American designer Josh MacDowell describes his new engine invention as so revolutionary that it will propel hybrid vehicles into the mainstream market. By using technology that was invented 200 years ago and adding modern hybrid equipment, MacDowell was able to create an engine that uses only 2.8 litres petrol per 100 kilometres.
MacDowell, studying at the Texas A&M University, obtained a Stirling engine from NASA. NASA experimented with Stirling engines in several vehicles in the late 70s and early 80s. During their research, the space agency was able to drive 100 kilometres on 4.9 litres petrol, but dropped the research following low demand because of low fuel prices.
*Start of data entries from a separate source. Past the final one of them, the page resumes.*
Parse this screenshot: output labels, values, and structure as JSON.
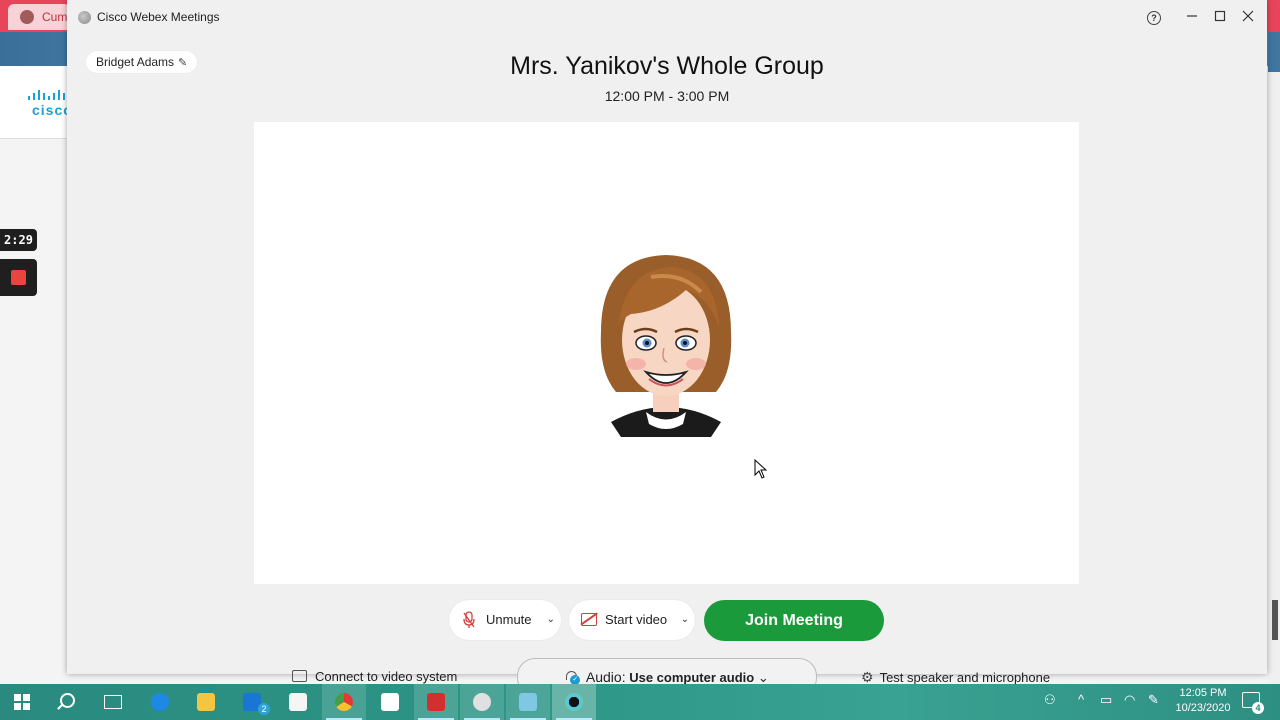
{
  "background": {
    "browser_tab_label": "Cuml",
    "logo_text": "cisco",
    "timer": "2:29"
  },
  "window": {
    "title": "Cisco Webex Meetings",
    "help_label": "?"
  },
  "user": {
    "name": "Bridget Adams",
    "edit_glyph": "✎"
  },
  "meeting": {
    "title": "Mrs. Yanikov's Whole Group",
    "time": "12:00 PM - 3:00 PM"
  },
  "controls": {
    "connect_label": "Connect to video system",
    "audio_prefix": "Audio:",
    "audio_value": "Use computer audio",
    "audio_chevron": "⌄",
    "test_label": "Test speaker and microphone",
    "gear_glyph": "⚙"
  },
  "actions": {
    "unmute_label": "Unmute",
    "mic_glyph": "🎙",
    "start_video_label": "Start video",
    "chevron": "⌄",
    "join_label": "Join Meeting"
  },
  "taskbar": {
    "mail_badge": "2",
    "clock_time": "12:05 PM",
    "clock_date": "10/23/2020",
    "notif_count": "4",
    "icons": [
      "windows-start-icon",
      "search-icon",
      "task-view-icon",
      "edge-icon",
      "file-explorer-icon",
      "mail-icon",
      "store-icon",
      "chrome-icon",
      "sticky-notes-icon",
      "acrobat-icon",
      "camera-app-icon",
      "notepad-icon",
      "webex-icon"
    ]
  },
  "colors": {
    "join_green": "#1a9a3a",
    "taskbar_teal": "#2a8a7f",
    "muted_red": "#d63d3d",
    "accent_blue": "#1ba0d7"
  }
}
MacDowell took those Stirling engines and fitted them with hybrid technology to reach the impressive 2.8 litres per 100 kilometres.
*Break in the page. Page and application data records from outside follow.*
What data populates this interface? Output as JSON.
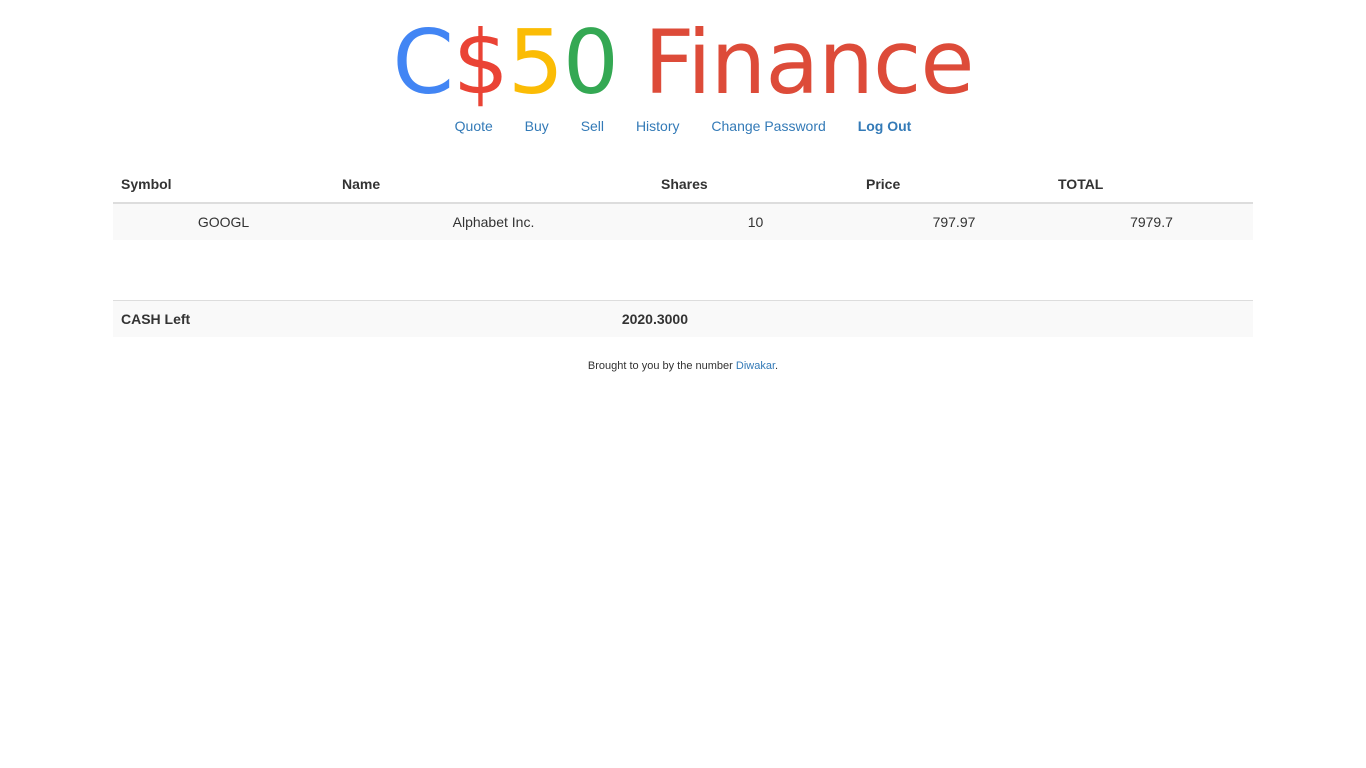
{
  "logo": {
    "letters": [
      {
        "text": "C",
        "color": "#4285f4"
      },
      {
        "text": "$",
        "color": "#ea4335"
      },
      {
        "text": "5",
        "color": "#fbbc05"
      },
      {
        "text": "0",
        "color": "#34a853"
      }
    ],
    "word": "Finance",
    "word_color": "#dd4b39"
  },
  "nav": {
    "items": [
      {
        "label": "Quote"
      },
      {
        "label": "Buy"
      },
      {
        "label": "Sell"
      },
      {
        "label": "History"
      },
      {
        "label": "Change Password"
      },
      {
        "label": "Log Out"
      }
    ]
  },
  "table": {
    "headers": [
      "Symbol",
      "Name",
      "Shares",
      "Price",
      "TOTAL"
    ],
    "rows": [
      {
        "symbol": "GOOGL",
        "name": "Alphabet Inc.",
        "shares": "10",
        "price": "797.97",
        "total": "7979.7"
      }
    ],
    "cash": {
      "label": "CASH Left",
      "value": "2020.3000"
    }
  },
  "footer": {
    "text": "Brought to you by the number ",
    "link": "Diwakar",
    "suffix": "."
  },
  "colors": {
    "link": "#337ab7",
    "stripe": "#f9f9f9"
  }
}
The Stirling engine was invented in 1816. It is propelled by the exchange of hot and cold air, much like the energy exchange in a thunderstorm. The Stirling engine is capable of using roughly 50 per cent of the energy it produces. An internal combustion engine however, like the ones in standard vehicles, uses only about 14 per cent.
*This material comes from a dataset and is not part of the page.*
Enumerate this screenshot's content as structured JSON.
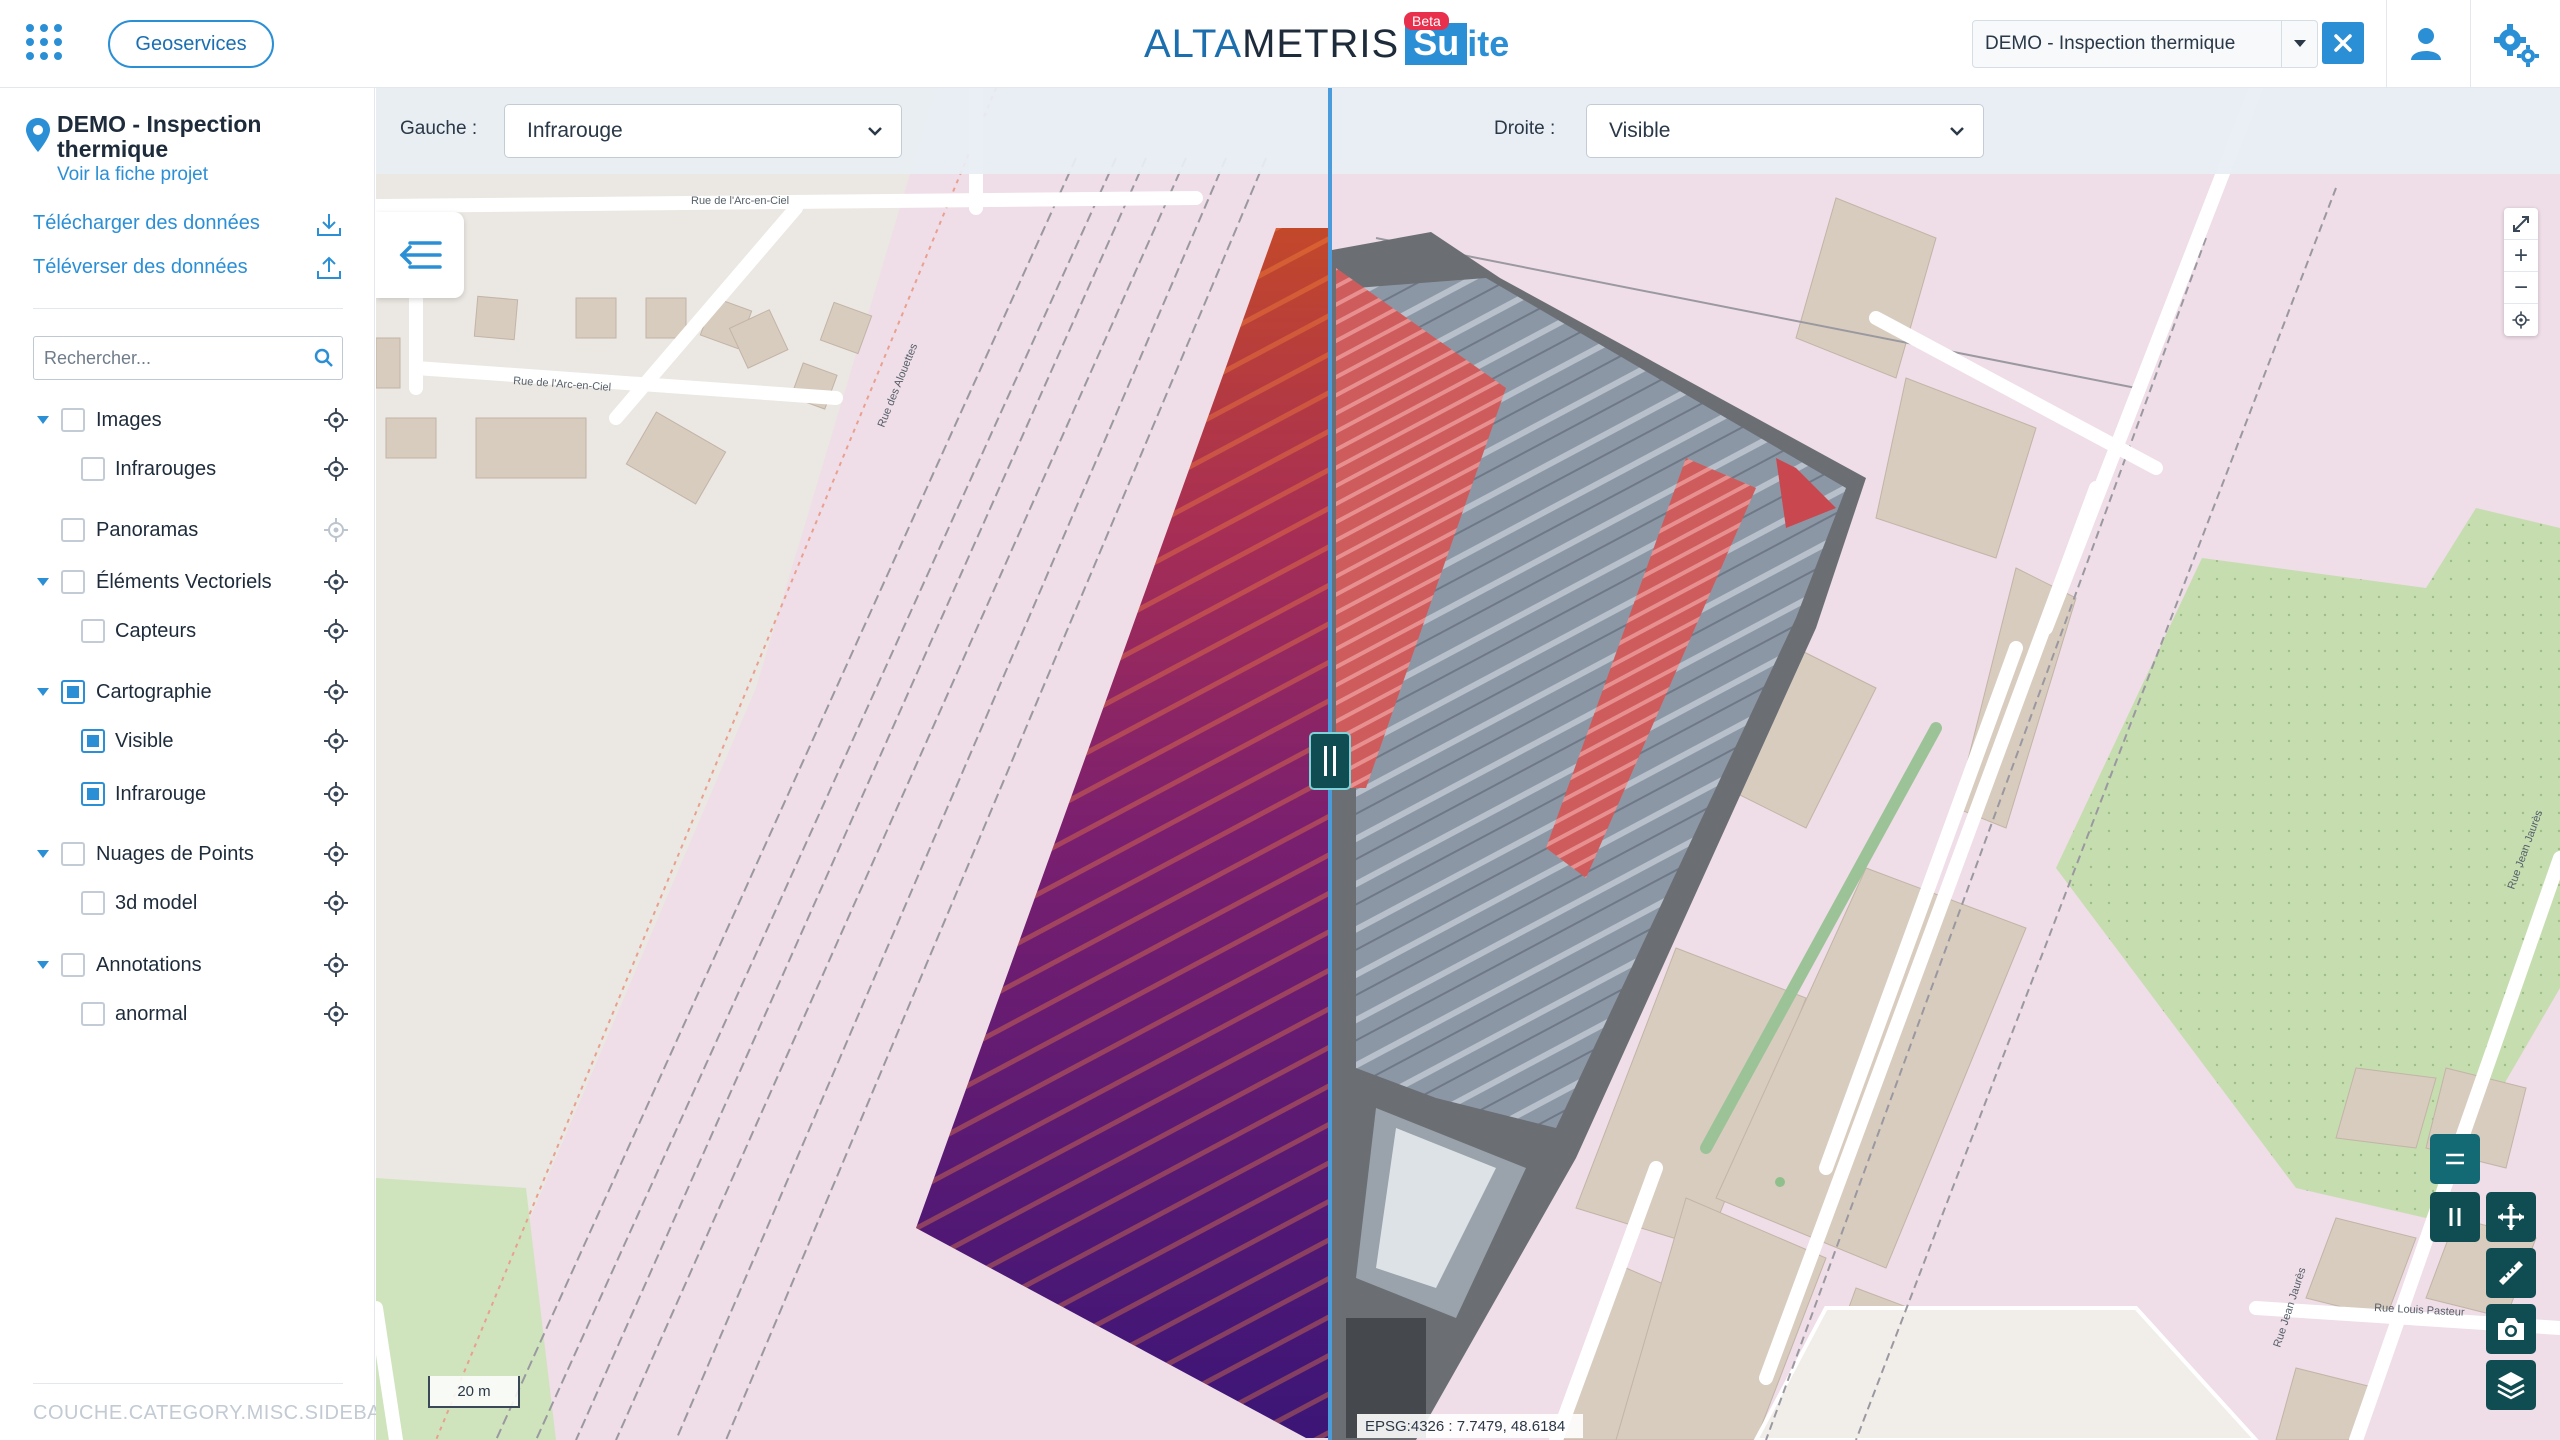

The American Patent offices have already patented MacDowell’s designs and he plans to prove the efficiency of the engine when he drives across the United States. The Texas Transportation institute is also currently busy verifying his claims, paving the way for mass use in the future.